====== RECORDS FOR THIS TASK ======

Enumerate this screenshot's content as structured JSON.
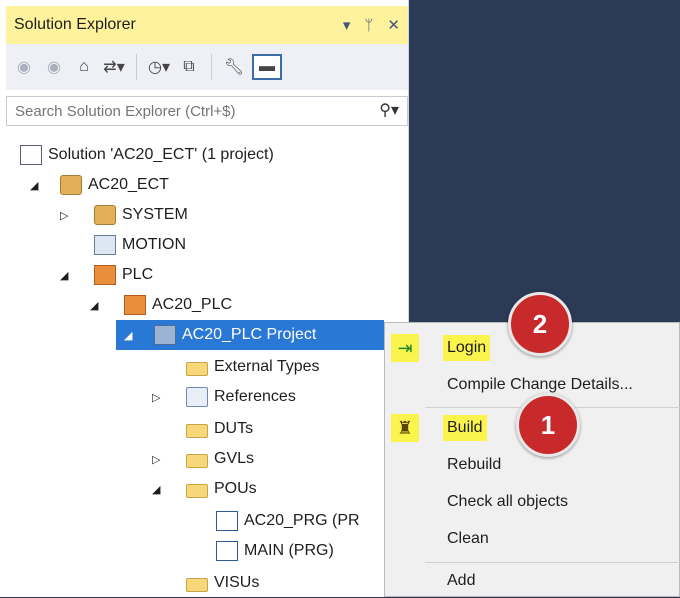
{
  "panel": {
    "title": "Solution Explorer",
    "title_icons": [
      "dropdown-icon",
      "pin-icon",
      "close-icon"
    ]
  },
  "toolbar": {
    "buttons": [
      "back-icon",
      "forward-icon",
      "home-icon",
      "sync-icon",
      "history-icon",
      "collapse-icon",
      "properties-icon",
      "preview-icon"
    ]
  },
  "search": {
    "placeholder": "Search Solution Explorer (Ctrl+$)",
    "icon": "search-icon"
  },
  "tree": {
    "solution": "Solution 'AC20_ECT' (1 project)",
    "project": "AC20_ECT",
    "system": "SYSTEM",
    "motion": "MOTION",
    "plc": "PLC",
    "plc_item": "AC20_PLC",
    "plc_project": "AC20_PLC Project",
    "external_types": "External Types",
    "references": "References",
    "duts": "DUTs",
    "gvls": "GVLs",
    "pous": "POUs",
    "prg_item": "AC20_PRG (PR",
    "main_item": "MAIN (PRG)",
    "visus": "VISUs"
  },
  "context_menu": {
    "login": "Login",
    "compile_change": "Compile Change Details...",
    "build": "Build",
    "rebuild": "Rebuild",
    "check_all": "Check all objects",
    "clean": "Clean",
    "add": "Add"
  },
  "badges": {
    "first": "1",
    "second": "2"
  },
  "colors": {
    "title_highlight": "#fff29d",
    "selection": "#2a78d6",
    "menu_highlight": "#fbf44d",
    "badge": "#c8292b",
    "background": "#2b3a55"
  }
}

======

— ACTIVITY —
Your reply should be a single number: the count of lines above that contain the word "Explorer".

— RESPONSE BELOW —
2